The City of Ottawa is now discussing having many of those office towers that abound where civil servants have worked for decades being converted to apartments where instead of people working only, they could live and work where they live yet still have people downtown to have a consistent active core. There is a complete rethink of how office workers can interact and perform their responsibilities while in a connected place of their choice.
This new kind of planning should have been on the corporate and government radar decades ago instead of developing a plan out of forced necessity.
Now, with the ability to effectively work remotely, to interact with people without seeing them face-to-face, is a completely foreign way to interact with people. For the entire evolution of man, we’ve been a touchy-feely animal. The downside of this new way of interacting is we may lose eons of evolutionary social skills and this may happen quickly. Within a generation or so, those social skills may be completely lost. That’s a tremendously short period of time to readjust, evolve if you will, to new realities.
Seeing other humans and interacting with them on a computer screen is only a minor part of the human experience. Humans, when communicating in close proximity, use a myriad of nonverbal skills to enhance the interaction.

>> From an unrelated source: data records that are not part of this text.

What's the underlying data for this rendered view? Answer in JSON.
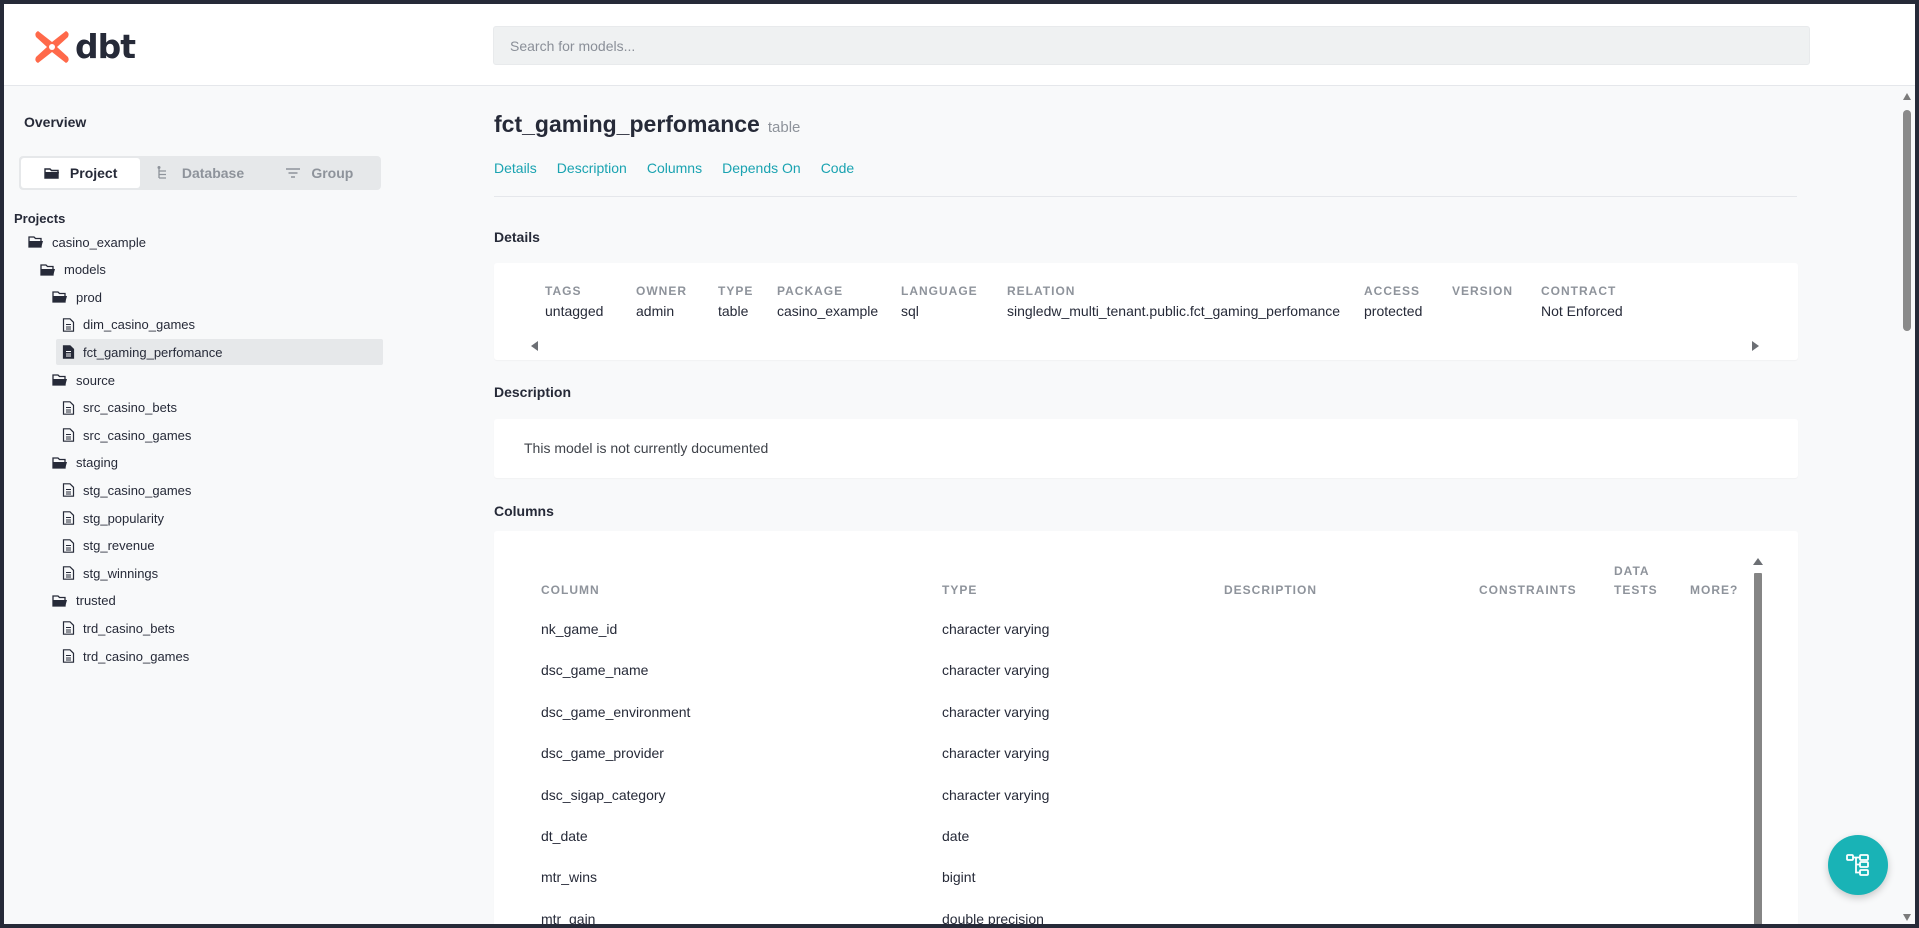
{
  "app": {
    "logo_text": "dbt",
    "brand_color": "#ff694a",
    "accent_color": "#1aa3b1"
  },
  "search": {
    "placeholder": "Search for models..."
  },
  "sidebar": {
    "overview": "Overview",
    "tabs": [
      {
        "label": "Project",
        "icon": "folder-icon",
        "active": true
      },
      {
        "label": "Database",
        "icon": "database-tree-icon",
        "active": false
      },
      {
        "label": "Group",
        "icon": "filter-lines-icon",
        "active": false
      }
    ],
    "projects_label": "Projects",
    "tree": [
      {
        "label": "casino_example",
        "type": "folder",
        "depth": 0
      },
      {
        "label": "models",
        "type": "folder",
        "depth": 1
      },
      {
        "label": "prod",
        "type": "folder",
        "depth": 2
      },
      {
        "label": "dim_casino_games",
        "type": "file",
        "depth": 3
      },
      {
        "label": "fct_gaming_perfomance",
        "type": "file",
        "depth": 3,
        "selected": true
      },
      {
        "label": "source",
        "type": "folder",
        "depth": 2
      },
      {
        "label": "src_casino_bets",
        "type": "file",
        "depth": 3
      },
      {
        "label": "src_casino_games",
        "type": "file",
        "depth": 3
      },
      {
        "label": "staging",
        "type": "folder",
        "depth": 2
      },
      {
        "label": "stg_casino_games",
        "type": "file",
        "depth": 3
      },
      {
        "label": "stg_popularity",
        "type": "file",
        "depth": 3
      },
      {
        "label": "stg_revenue",
        "type": "file",
        "depth": 3
      },
      {
        "label": "stg_winnings",
        "type": "file",
        "depth": 3
      },
      {
        "label": "trusted",
        "type": "folder",
        "depth": 2
      },
      {
        "label": "trd_casino_bets",
        "type": "file",
        "depth": 3
      },
      {
        "label": "trd_casino_games",
        "type": "file",
        "depth": 3
      }
    ]
  },
  "main": {
    "title": "fct_gaming_perfomance",
    "subtitle": "table",
    "nav": [
      "Details",
      "Description",
      "Columns",
      "Depends On",
      "Code"
    ],
    "details_title": "Details",
    "details": [
      {
        "head": "TAGS",
        "value": "untagged"
      },
      {
        "head": "OWNER",
        "value": "admin"
      },
      {
        "head": "TYPE",
        "value": "table"
      },
      {
        "head": "PACKAGE",
        "value": "casino_example"
      },
      {
        "head": "LANGUAGE",
        "value": "sql"
      },
      {
        "head": "RELATION",
        "value": "singledw_multi_tenant.public.fct_gaming_perfomance"
      },
      {
        "head": "ACCESS",
        "value": "protected"
      },
      {
        "head": "VERSION",
        "value": ""
      },
      {
        "head": "CONTRACT",
        "value": "Not Enforced"
      }
    ],
    "description_title": "Description",
    "description_text": "This model is not currently documented",
    "columns_title": "Columns",
    "column_headers": {
      "column": "COLUMN",
      "type": "TYPE",
      "description": "DESCRIPTION",
      "constraints": "CONSTRAINTS",
      "data_tests_1": "DATA",
      "data_tests_2": "TESTS",
      "more": "MORE?"
    },
    "columns": [
      {
        "name": "nk_game_id",
        "type": "character varying"
      },
      {
        "name": "dsc_game_name",
        "type": "character varying"
      },
      {
        "name": "dsc_game_environment",
        "type": "character varying"
      },
      {
        "name": "dsc_game_provider",
        "type": "character varying"
      },
      {
        "name": "dsc_sigap_category",
        "type": "character varying"
      },
      {
        "name": "dt_date",
        "type": "date"
      },
      {
        "name": "mtr_wins",
        "type": "bigint"
      },
      {
        "name": "mtr_gain",
        "type": "double precision"
      }
    ]
  },
  "fab": {
    "icon": "lineage-graph-icon"
  }
}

For our industry, events like trade shows, are as much social as informative. The informative element can be accomplished remotely but it’s that social interaction being stifled unless done live. For the past two years, we’ve not been able to interact with our friends; there’s been no handshakes or few opportunities to hoist a pint with colleagues and competitors.
Certainly, we’ve been able to “stay-in-touchless-touch” but it’s those in person interactions that’s been impacted to the detriment of the tactile response.
Because of the rules set for the pandemic, businesses have had to modify the ways they provided goods and services. Governments also had to regroup to provide the services to the public an absolute necessity. Now that those modifications have proven successful, for the most part, when normality returns, these new practices will become part and parcel of everyday life.
The world is full of Nervous Nellies, who will demand they be served while they wrap themselves inside their individual bubbles. Others will demand service in more traditional ways, even shaking hands to close the deal or even as a greeting. The fact is that whatever the position of the end user, providers of goods and services will deliver those services at the user’s risk assessment level.
The issue will remain to not be judgmental whether the end user must bubble wrap, or be personable, free of restrictions be it imposed restriction or personal restriction. While mankind is sorting out this new reality, each end of the fear spectrum believing their way is the only way, must learn to suppress their personal point of view and live with each other protecting themselves as they see fit without judgement.
To answer the question posed by the title of this piece, “Will virtual events ever replace face-to-face events?” that answer would be no, but not entirely. The face-to-face events are necessary and will remain necessary for a large segment of society, at least for the foreseeable future, but must accommodate those susceptible to the fear, the online equivalent must become as normal as breathing — for them.
The ability to communicate, do commerce, obtain goods and services we need, up to and including our groceries, actually working online, hold major events we can attend without physical presence is all not just feasible, but easy. That genie now out of the bottle will never return. There will also be a requirement for all those tasks to be done physically. The need for direct human interaction isn’t going to change in the immediate future.